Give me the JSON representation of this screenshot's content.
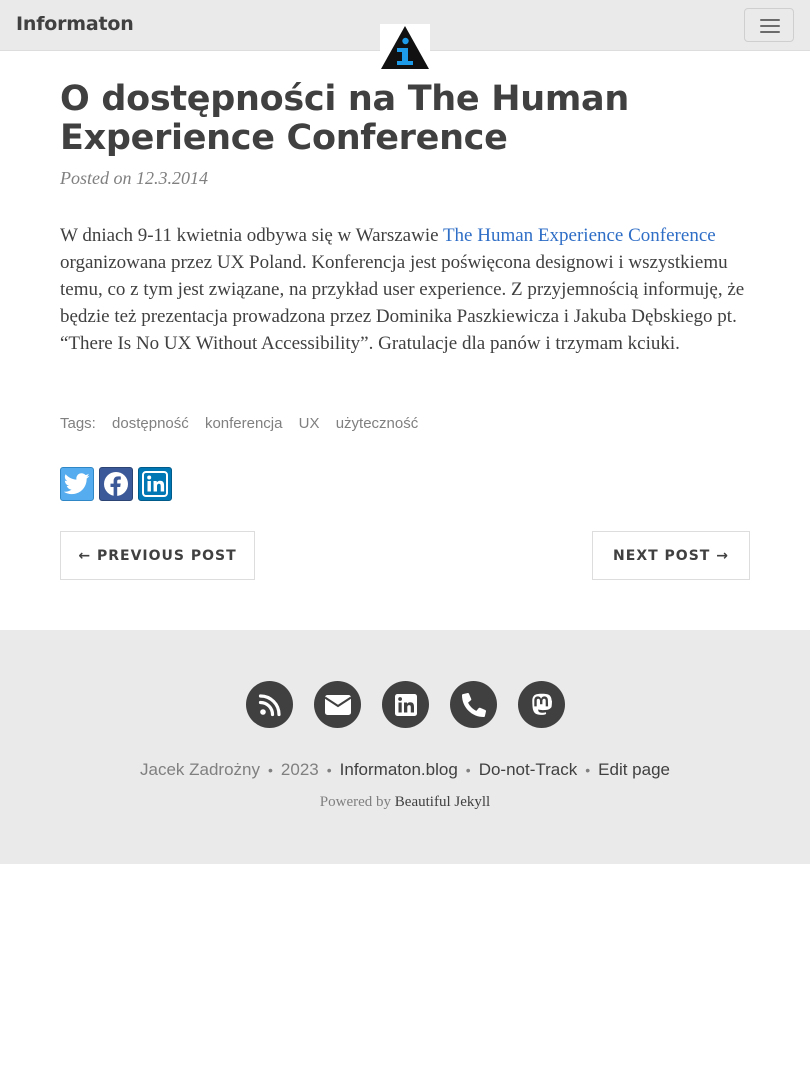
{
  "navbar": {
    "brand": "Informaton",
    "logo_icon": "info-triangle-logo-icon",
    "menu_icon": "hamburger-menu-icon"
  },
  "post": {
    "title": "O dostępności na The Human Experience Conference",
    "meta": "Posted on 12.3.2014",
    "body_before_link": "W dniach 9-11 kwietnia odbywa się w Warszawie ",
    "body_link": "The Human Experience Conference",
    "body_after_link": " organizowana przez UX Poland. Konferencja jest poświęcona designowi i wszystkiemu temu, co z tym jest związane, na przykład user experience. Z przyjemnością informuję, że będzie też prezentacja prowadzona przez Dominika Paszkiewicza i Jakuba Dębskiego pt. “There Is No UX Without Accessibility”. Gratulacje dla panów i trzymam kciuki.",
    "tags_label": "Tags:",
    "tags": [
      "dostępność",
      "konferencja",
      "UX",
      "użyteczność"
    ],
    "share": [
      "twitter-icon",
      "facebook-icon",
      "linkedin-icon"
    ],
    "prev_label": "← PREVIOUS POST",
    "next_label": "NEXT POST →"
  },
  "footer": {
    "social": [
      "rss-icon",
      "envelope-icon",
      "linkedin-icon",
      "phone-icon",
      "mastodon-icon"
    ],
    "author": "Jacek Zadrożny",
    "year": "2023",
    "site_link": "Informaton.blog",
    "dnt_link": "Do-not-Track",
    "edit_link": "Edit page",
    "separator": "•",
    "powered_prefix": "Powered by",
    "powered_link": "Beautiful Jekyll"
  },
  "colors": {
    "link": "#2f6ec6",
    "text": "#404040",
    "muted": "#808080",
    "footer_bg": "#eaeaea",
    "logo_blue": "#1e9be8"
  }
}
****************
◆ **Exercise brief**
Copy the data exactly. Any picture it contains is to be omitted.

◆ **Exercise solution**
Give me the JSON representation of this screenshot's content.
{
  "navbar": {
    "brand": "Informaton",
    "logo_icon": "info-triangle-logo-icon",
    "menu_icon": "hamburger-menu-icon"
  },
  "post": {
    "title": "O dostępności na The Human Experience Conference",
    "meta": "Posted on 12.3.2014",
    "body_before_link": "W dniach 9-11 kwietnia odbywa się w Warszawie ",
    "body_link": "The Human Experience Conference",
    "body_after_link": " organizowana przez UX Poland. Konferencja jest poświęcona designowi i wszystkiemu temu, co z tym jest związane, na przykład user experience. Z przyjemnością informuję, że będzie też prezentacja prowadzona przez Dominika Paszkiewicza i Jakuba Dębskiego pt. “There Is No UX Without Accessibility”. Gratulacje dla panów i trzymam kciuki.",
    "tags_label": "Tags:",
    "tags": [
      "dostępność",
      "konferencja",
      "UX",
      "użyteczność"
    ],
    "share": [
      "twitter-icon",
      "facebook-icon",
      "linkedin-icon"
    ],
    "prev_label": "← PREVIOUS POST",
    "next_label": "NEXT POST →"
  },
  "footer": {
    "social": [
      "rss-icon",
      "envelope-icon",
      "linkedin-icon",
      "phone-icon",
      "mastodon-icon"
    ],
    "author": "Jacek Zadrożny",
    "year": "2023",
    "site_link": "Informaton.blog",
    "dnt_link": "Do-not-Track",
    "edit_link": "Edit page",
    "separator": "•",
    "powered_prefix": "Powered by",
    "powered_link": "Beautiful Jekyll"
  },
  "colors": {
    "link": "#2f6ec6",
    "text": "#404040",
    "muted": "#808080",
    "footer_bg": "#eaeaea",
    "logo_blue": "#1e9be8"
  }
}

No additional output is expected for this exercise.